» **What the exercise asks**
Each entry below should be restated word for word, without any picture it contains.

(Supplied data begins)

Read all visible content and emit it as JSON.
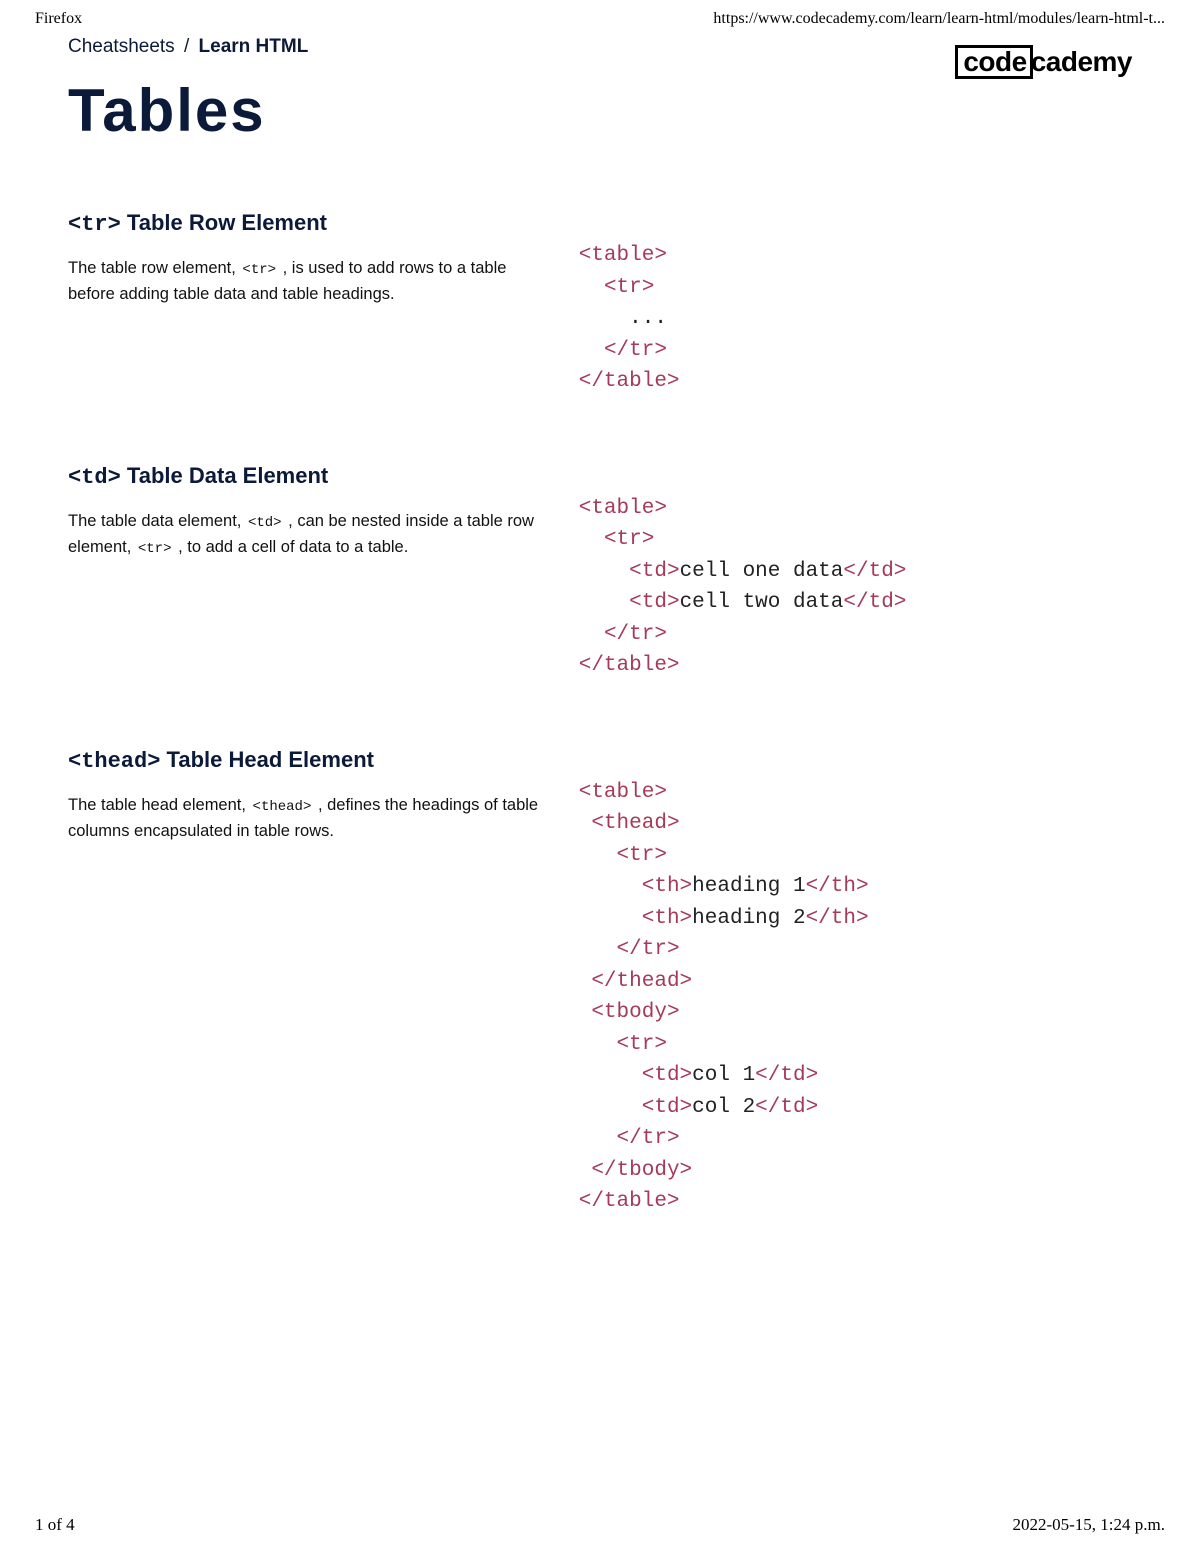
{
  "print_header": {
    "left": "Firefox",
    "right": "https://www.codecademy.com/learn/learn-html/modules/learn-html-t..."
  },
  "breadcrumb": {
    "root": "Cheatsheets",
    "sep": "/",
    "current": "Learn HTML"
  },
  "logo": {
    "box": "code",
    "rest": "cademy"
  },
  "page_title": "Tables",
  "sections": [
    {
      "title_tag": "<tr>",
      "title_rest": " Table Row Element",
      "desc_parts": [
        "The table row element, ",
        "<tr>",
        " , is used to add rows to a table before adding table data and table headings."
      ],
      "code_html": "<span class='t'>&lt;table&gt;</span>\n  <span class='t'>&lt;tr&gt;</span>\n    ...\n  <span class='t'>&lt;/tr&gt;</span>\n<span class='t'>&lt;/table&gt;</span>"
    },
    {
      "title_tag": "<td>",
      "title_rest": " Table Data Element",
      "desc_parts": [
        "The table data element, ",
        "<td>",
        " , can be nested inside a table row element, ",
        "<tr>",
        " , to add a cell of data to a table."
      ],
      "code_html": "<span class='t'>&lt;table&gt;</span>\n  <span class='t'>&lt;tr&gt;</span>\n    <span class='t'>&lt;td&gt;</span>cell one data<span class='t'>&lt;/td&gt;</span>\n    <span class='t'>&lt;td&gt;</span>cell two data<span class='t'>&lt;/td&gt;</span>\n  <span class='t'>&lt;/tr&gt;</span>\n<span class='t'>&lt;/table&gt;</span>"
    },
    {
      "title_tag": "<thead>",
      "title_rest": " Table Head Element",
      "desc_parts": [
        "The table head element, ",
        "<thead>",
        " , defines the headings of table columns encapsulated in table rows."
      ],
      "code_html": "<span class='t'>&lt;table&gt;</span>\n <span class='t'>&lt;thead&gt;</span>\n   <span class='t'>&lt;tr&gt;</span>\n     <span class='t'>&lt;th&gt;</span>heading 1<span class='t'>&lt;/th&gt;</span>\n     <span class='t'>&lt;th&gt;</span>heading 2<span class='t'>&lt;/th&gt;</span>\n   <span class='t'>&lt;/tr&gt;</span>\n <span class='t'>&lt;/thead&gt;</span>\n <span class='t'>&lt;tbody&gt;</span>\n   <span class='t'>&lt;tr&gt;</span>\n     <span class='t'>&lt;td&gt;</span>col 1<span class='t'>&lt;/td&gt;</span>\n     <span class='t'>&lt;td&gt;</span>col 2<span class='t'>&lt;/td&gt;</span>\n   <span class='t'>&lt;/tr&gt;</span>\n <span class='t'>&lt;/tbody&gt;</span>\n<span class='t'>&lt;/table&gt;</span>"
    }
  ],
  "print_footer": {
    "left": "1 of 4",
    "right": "2022-05-15, 1:24 p.m."
  }
}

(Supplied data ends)

» **Answer**
Read all visible content and emit it as JSON.
{
  "print_header": {
    "left": "Firefox",
    "right": "https://www.codecademy.com/learn/learn-html/modules/learn-html-t..."
  },
  "breadcrumb": {
    "root": "Cheatsheets",
    "sep": "/",
    "current": "Learn HTML"
  },
  "logo": {
    "box": "code",
    "rest": "cademy"
  },
  "page_title": "Tables",
  "sections": [
    {
      "title_tag": "<tr>",
      "title_rest": " Table Row Element",
      "desc_parts": [
        "The table row element, ",
        "<tr>",
        " , is used to add rows to a table before adding table data and table headings."
      ],
      "code_html": "<span class='t'>&lt;table&gt;</span>\n  <span class='t'>&lt;tr&gt;</span>\n    ...\n  <span class='t'>&lt;/tr&gt;</span>\n<span class='t'>&lt;/table&gt;</span>"
    },
    {
      "title_tag": "<td>",
      "title_rest": " Table Data Element",
      "desc_parts": [
        "The table data element, ",
        "<td>",
        " , can be nested inside a table row element, ",
        "<tr>",
        " , to add a cell of data to a table."
      ],
      "code_html": "<span class='t'>&lt;table&gt;</span>\n  <span class='t'>&lt;tr&gt;</span>\n    <span class='t'>&lt;td&gt;</span>cell one data<span class='t'>&lt;/td&gt;</span>\n    <span class='t'>&lt;td&gt;</span>cell two data<span class='t'>&lt;/td&gt;</span>\n  <span class='t'>&lt;/tr&gt;</span>\n<span class='t'>&lt;/table&gt;</span>"
    },
    {
      "title_tag": "<thead>",
      "title_rest": " Table Head Element",
      "desc_parts": [
        "The table head element, ",
        "<thead>",
        " , defines the headings of table columns encapsulated in table rows."
      ],
      "code_html": "<span class='t'>&lt;table&gt;</span>\n <span class='t'>&lt;thead&gt;</span>\n   <span class='t'>&lt;tr&gt;</span>\n     <span class='t'>&lt;th&gt;</span>heading 1<span class='t'>&lt;/th&gt;</span>\n     <span class='t'>&lt;th&gt;</span>heading 2<span class='t'>&lt;/th&gt;</span>\n   <span class='t'>&lt;/tr&gt;</span>\n <span class='t'>&lt;/thead&gt;</span>\n <span class='t'>&lt;tbody&gt;</span>\n   <span class='t'>&lt;tr&gt;</span>\n     <span class='t'>&lt;td&gt;</span>col 1<span class='t'>&lt;/td&gt;</span>\n     <span class='t'>&lt;td&gt;</span>col 2<span class='t'>&lt;/td&gt;</span>\n   <span class='t'>&lt;/tr&gt;</span>\n <span class='t'>&lt;/tbody&gt;</span>\n<span class='t'>&lt;/table&gt;</span>"
    }
  ],
  "print_footer": {
    "left": "1 of 4",
    "right": "2022-05-15, 1:24 p.m."
  }
}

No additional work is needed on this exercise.